Your objective:
From the data, copy out every line in which the word "page" appears.

Given entries:
[Start of section]

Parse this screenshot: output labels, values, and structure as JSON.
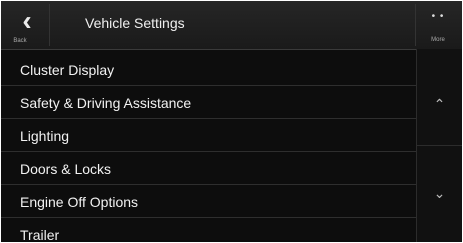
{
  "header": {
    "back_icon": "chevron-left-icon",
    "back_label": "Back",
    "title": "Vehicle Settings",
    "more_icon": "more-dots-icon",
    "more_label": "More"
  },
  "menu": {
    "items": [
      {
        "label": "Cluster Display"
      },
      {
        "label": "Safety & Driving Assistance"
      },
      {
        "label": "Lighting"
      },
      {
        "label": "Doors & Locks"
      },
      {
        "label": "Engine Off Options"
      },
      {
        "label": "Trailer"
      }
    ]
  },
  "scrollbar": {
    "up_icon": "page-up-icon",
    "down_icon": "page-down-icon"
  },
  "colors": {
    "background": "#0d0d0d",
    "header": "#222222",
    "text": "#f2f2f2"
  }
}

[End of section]
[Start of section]

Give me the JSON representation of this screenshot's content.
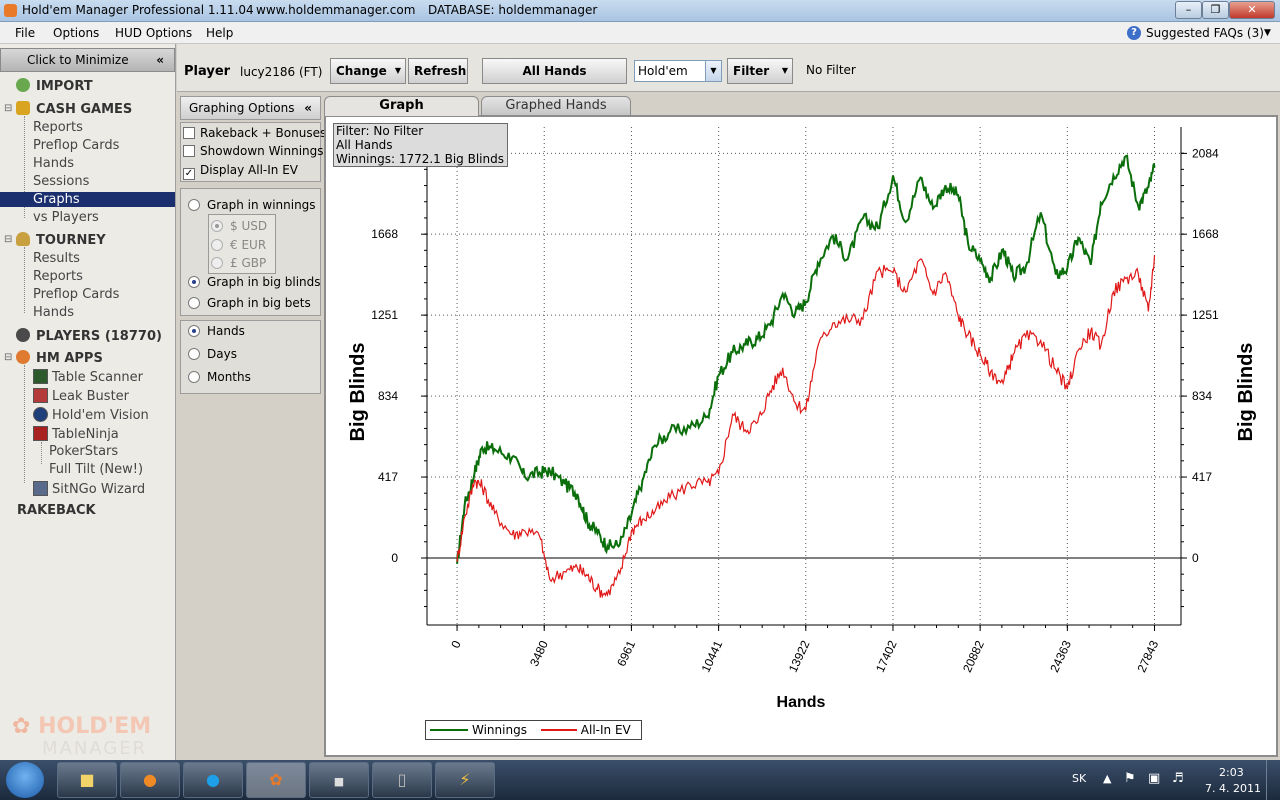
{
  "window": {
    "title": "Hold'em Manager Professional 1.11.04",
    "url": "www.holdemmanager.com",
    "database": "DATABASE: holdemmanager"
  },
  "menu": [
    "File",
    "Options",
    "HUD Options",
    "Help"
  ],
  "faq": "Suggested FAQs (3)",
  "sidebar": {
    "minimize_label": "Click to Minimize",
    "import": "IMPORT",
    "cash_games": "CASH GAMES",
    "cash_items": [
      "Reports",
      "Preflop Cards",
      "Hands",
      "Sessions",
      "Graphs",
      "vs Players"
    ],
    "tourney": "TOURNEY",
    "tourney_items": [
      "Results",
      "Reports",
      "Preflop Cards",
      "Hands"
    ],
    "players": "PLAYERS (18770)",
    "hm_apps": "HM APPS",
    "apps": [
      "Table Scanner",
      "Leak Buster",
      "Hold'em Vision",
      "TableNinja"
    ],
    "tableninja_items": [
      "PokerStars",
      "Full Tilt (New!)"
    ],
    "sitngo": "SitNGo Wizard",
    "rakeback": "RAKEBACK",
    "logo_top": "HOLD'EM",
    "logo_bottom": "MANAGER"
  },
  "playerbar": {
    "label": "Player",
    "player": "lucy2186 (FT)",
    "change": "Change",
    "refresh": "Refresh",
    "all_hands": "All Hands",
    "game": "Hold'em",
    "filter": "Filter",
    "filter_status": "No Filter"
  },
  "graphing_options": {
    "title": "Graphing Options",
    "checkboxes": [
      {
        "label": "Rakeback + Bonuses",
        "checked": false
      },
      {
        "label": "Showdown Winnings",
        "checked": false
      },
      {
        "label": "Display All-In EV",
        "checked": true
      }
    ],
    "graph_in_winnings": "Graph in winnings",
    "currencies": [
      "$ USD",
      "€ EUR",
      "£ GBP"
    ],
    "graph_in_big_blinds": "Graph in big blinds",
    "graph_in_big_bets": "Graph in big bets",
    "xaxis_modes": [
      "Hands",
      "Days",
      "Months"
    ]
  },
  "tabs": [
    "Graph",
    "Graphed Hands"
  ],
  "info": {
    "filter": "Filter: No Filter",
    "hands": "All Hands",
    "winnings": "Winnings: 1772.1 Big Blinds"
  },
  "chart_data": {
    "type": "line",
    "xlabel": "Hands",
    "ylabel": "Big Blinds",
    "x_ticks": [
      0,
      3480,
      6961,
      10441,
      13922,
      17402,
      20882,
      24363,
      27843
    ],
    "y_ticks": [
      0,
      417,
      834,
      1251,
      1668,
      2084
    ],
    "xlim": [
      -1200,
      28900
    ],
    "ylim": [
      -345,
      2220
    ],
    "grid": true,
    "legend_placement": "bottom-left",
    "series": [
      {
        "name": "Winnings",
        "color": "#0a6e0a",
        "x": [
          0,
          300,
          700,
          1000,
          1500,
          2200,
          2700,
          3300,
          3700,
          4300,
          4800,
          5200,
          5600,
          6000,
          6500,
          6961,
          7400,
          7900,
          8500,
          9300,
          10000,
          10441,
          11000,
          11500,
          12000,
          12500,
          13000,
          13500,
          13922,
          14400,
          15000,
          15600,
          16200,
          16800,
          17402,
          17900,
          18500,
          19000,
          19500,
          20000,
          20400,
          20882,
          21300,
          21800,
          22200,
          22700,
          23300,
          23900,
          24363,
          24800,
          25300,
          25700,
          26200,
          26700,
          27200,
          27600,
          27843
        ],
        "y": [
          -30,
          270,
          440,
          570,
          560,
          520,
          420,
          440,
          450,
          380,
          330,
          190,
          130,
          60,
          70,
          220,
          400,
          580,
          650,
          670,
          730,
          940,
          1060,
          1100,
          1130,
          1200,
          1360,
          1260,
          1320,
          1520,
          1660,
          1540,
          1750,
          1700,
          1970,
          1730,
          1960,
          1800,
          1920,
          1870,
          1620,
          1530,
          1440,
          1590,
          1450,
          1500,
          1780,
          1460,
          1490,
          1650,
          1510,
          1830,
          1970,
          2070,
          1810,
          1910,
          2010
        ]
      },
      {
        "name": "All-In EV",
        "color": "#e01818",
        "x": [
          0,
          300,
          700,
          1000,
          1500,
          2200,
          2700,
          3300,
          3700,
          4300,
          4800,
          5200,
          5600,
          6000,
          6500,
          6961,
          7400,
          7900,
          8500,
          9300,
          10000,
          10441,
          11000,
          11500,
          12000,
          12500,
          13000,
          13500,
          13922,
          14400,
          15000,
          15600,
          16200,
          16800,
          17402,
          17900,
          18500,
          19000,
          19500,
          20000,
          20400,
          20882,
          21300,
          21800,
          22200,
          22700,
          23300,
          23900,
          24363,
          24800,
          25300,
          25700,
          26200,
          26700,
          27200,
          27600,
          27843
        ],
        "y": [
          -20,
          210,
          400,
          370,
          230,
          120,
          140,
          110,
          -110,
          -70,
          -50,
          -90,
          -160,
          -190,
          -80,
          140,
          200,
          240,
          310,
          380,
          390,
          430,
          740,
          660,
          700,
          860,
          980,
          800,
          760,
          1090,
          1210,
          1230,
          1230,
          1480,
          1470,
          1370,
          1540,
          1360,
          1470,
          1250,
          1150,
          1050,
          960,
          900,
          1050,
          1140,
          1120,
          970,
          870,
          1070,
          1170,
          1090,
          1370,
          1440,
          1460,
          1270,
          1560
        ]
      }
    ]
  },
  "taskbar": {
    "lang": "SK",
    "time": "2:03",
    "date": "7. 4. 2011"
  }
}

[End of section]
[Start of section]

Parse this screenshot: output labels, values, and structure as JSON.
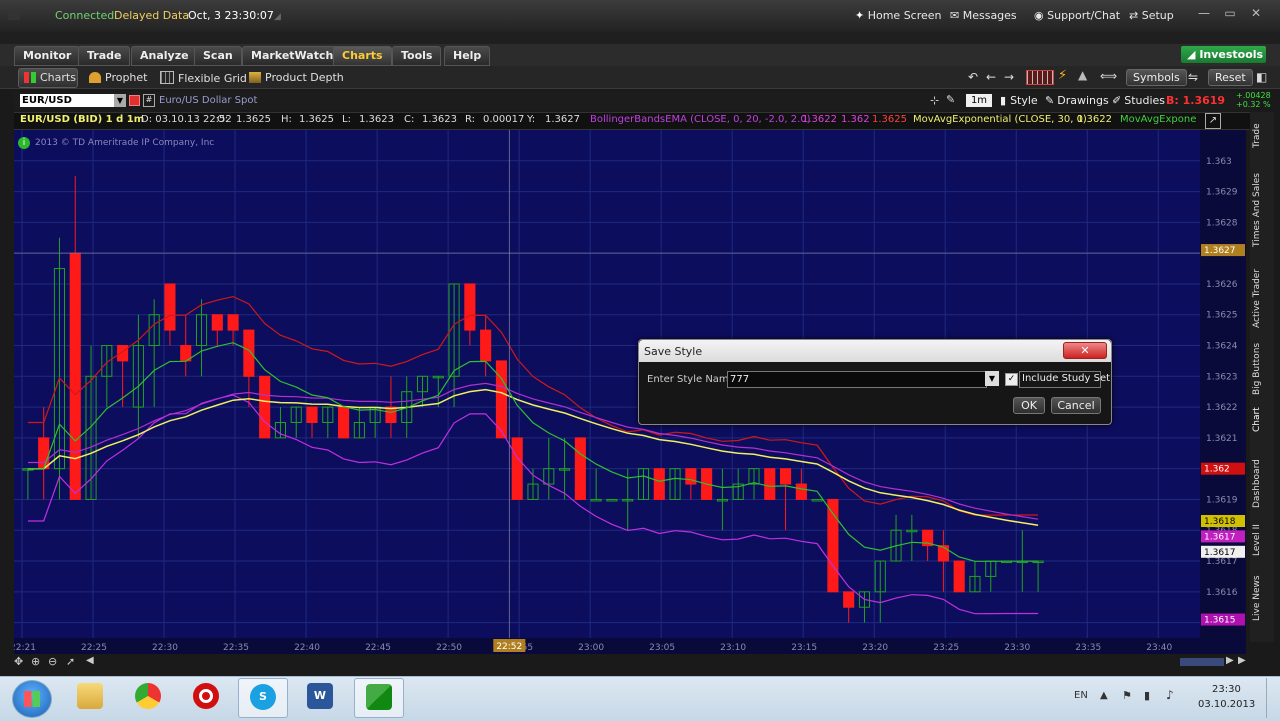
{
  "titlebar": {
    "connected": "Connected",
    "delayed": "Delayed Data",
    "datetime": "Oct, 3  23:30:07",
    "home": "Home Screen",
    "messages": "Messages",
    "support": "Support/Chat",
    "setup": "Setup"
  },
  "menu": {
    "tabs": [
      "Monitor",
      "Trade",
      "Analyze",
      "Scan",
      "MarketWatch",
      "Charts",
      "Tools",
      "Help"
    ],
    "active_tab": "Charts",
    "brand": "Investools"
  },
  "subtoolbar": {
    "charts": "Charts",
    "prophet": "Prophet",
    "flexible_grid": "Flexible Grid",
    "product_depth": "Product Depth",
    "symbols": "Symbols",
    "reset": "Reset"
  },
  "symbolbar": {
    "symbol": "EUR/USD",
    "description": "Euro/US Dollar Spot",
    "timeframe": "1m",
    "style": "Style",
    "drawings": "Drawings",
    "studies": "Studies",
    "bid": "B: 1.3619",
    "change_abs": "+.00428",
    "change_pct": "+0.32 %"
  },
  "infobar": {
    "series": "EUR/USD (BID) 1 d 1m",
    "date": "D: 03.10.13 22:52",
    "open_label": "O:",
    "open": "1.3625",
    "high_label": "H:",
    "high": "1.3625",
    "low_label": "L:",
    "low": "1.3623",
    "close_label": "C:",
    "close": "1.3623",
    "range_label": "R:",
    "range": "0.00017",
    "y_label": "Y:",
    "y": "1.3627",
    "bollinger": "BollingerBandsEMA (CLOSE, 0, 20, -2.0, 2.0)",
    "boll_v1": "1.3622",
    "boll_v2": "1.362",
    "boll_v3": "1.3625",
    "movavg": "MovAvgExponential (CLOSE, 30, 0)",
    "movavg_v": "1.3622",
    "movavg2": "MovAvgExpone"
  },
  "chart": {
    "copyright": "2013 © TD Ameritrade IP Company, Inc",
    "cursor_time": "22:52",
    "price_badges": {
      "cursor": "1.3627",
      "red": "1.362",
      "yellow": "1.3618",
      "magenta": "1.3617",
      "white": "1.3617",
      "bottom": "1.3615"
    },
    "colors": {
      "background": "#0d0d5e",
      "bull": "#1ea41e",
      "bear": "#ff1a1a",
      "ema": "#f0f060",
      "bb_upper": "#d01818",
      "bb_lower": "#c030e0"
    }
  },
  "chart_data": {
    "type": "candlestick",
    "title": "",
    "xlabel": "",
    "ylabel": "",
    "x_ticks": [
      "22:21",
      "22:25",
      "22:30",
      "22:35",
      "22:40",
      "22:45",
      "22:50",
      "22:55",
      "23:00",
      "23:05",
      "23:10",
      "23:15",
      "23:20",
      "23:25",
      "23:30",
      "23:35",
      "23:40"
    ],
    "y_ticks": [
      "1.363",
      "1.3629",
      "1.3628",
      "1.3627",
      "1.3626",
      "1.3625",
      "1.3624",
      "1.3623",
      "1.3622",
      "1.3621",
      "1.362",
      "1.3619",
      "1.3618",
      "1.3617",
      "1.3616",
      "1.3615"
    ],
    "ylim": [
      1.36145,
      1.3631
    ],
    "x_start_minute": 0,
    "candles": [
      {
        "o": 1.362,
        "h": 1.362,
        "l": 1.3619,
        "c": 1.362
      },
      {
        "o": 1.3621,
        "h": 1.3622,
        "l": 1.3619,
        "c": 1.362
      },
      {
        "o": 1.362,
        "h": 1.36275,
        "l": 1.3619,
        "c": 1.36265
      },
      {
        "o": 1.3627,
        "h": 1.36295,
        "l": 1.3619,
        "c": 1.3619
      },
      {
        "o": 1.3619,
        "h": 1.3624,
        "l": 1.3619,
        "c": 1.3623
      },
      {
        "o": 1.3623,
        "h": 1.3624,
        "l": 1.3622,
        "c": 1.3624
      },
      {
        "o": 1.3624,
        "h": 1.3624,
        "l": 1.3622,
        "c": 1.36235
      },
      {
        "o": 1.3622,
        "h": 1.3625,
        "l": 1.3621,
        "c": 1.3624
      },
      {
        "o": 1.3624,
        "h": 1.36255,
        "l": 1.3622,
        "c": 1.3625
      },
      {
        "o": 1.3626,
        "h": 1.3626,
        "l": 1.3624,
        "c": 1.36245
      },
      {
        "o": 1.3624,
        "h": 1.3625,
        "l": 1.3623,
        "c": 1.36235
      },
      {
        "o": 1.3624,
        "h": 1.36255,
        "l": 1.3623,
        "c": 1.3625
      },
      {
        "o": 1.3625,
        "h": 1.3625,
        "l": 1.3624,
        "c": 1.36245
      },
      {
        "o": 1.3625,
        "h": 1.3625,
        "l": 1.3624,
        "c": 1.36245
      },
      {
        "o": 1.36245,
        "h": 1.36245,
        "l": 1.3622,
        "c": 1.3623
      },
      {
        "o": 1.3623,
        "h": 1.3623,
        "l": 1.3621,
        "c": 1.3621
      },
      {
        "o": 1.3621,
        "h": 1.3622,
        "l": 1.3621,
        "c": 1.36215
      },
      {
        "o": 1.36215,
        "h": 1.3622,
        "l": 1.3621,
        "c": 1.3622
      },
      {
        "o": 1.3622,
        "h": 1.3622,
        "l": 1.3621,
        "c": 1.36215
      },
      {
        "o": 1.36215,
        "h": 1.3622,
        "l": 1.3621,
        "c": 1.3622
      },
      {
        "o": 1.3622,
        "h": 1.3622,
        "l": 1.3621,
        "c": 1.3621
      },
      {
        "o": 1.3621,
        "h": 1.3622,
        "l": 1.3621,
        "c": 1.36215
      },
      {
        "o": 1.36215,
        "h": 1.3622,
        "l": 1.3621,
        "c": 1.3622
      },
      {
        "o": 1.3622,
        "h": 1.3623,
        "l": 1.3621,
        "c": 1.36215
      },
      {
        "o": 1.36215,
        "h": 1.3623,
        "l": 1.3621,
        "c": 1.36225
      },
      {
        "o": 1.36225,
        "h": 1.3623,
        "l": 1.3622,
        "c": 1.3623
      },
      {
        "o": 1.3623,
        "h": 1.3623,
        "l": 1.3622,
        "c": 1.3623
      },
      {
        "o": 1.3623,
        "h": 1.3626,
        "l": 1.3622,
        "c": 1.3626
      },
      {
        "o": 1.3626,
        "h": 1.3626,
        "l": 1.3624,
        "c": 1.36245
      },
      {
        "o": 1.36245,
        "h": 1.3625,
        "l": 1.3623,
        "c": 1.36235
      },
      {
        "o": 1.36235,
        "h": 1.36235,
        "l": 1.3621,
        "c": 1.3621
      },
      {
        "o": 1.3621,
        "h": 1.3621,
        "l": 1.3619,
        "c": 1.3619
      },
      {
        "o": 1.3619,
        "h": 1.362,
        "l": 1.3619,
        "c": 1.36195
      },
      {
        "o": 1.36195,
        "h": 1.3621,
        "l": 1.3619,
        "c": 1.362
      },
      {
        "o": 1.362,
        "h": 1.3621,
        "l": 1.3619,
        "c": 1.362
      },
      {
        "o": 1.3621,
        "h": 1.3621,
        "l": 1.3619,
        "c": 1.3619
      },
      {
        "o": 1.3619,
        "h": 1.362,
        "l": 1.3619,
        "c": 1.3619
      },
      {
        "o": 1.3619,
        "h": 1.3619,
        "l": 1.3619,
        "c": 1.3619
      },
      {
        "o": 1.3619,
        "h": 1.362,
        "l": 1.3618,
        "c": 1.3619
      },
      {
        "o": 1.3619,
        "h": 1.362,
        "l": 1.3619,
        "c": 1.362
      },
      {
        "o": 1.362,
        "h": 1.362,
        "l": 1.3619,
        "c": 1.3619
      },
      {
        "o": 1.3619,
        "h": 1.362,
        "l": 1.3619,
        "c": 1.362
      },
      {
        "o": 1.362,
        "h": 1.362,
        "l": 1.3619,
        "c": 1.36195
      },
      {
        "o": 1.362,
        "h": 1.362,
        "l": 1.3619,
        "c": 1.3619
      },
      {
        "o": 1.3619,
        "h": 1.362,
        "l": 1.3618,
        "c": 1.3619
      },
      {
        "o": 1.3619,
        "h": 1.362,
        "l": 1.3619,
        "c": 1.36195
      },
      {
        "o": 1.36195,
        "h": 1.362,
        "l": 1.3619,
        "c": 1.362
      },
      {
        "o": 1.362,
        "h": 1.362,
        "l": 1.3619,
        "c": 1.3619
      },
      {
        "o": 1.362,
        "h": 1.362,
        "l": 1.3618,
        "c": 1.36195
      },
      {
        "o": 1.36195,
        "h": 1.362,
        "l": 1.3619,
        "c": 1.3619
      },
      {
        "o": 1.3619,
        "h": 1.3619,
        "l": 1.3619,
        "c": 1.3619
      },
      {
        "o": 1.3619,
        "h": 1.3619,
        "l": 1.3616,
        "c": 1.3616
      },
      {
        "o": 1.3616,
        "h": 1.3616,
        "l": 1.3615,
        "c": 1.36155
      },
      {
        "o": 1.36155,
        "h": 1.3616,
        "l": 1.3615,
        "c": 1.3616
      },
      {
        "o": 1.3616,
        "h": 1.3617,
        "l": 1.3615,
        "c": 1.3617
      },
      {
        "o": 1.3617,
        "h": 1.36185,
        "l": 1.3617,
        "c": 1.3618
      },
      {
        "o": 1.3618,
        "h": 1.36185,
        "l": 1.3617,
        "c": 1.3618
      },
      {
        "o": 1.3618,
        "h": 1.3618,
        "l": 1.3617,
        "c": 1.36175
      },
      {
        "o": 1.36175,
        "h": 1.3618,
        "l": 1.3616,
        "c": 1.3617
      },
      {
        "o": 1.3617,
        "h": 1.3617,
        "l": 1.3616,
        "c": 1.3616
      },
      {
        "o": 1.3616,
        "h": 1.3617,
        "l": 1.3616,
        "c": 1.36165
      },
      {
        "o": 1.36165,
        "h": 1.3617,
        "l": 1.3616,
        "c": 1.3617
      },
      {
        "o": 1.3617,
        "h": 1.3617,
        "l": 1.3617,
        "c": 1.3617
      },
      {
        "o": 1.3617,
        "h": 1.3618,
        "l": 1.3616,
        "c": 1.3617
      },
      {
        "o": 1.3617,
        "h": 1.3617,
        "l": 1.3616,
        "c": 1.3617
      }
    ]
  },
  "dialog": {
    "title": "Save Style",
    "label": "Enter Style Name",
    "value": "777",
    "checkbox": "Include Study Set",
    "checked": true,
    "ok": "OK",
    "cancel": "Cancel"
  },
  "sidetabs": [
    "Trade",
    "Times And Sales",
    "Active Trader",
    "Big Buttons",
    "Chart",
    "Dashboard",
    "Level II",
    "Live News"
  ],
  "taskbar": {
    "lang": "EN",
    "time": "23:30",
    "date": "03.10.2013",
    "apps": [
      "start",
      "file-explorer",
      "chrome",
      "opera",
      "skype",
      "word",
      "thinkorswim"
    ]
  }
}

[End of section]

Solved exercise:
    "up_icon": "page-up-icon",
    "down_icon": "page-down-icon"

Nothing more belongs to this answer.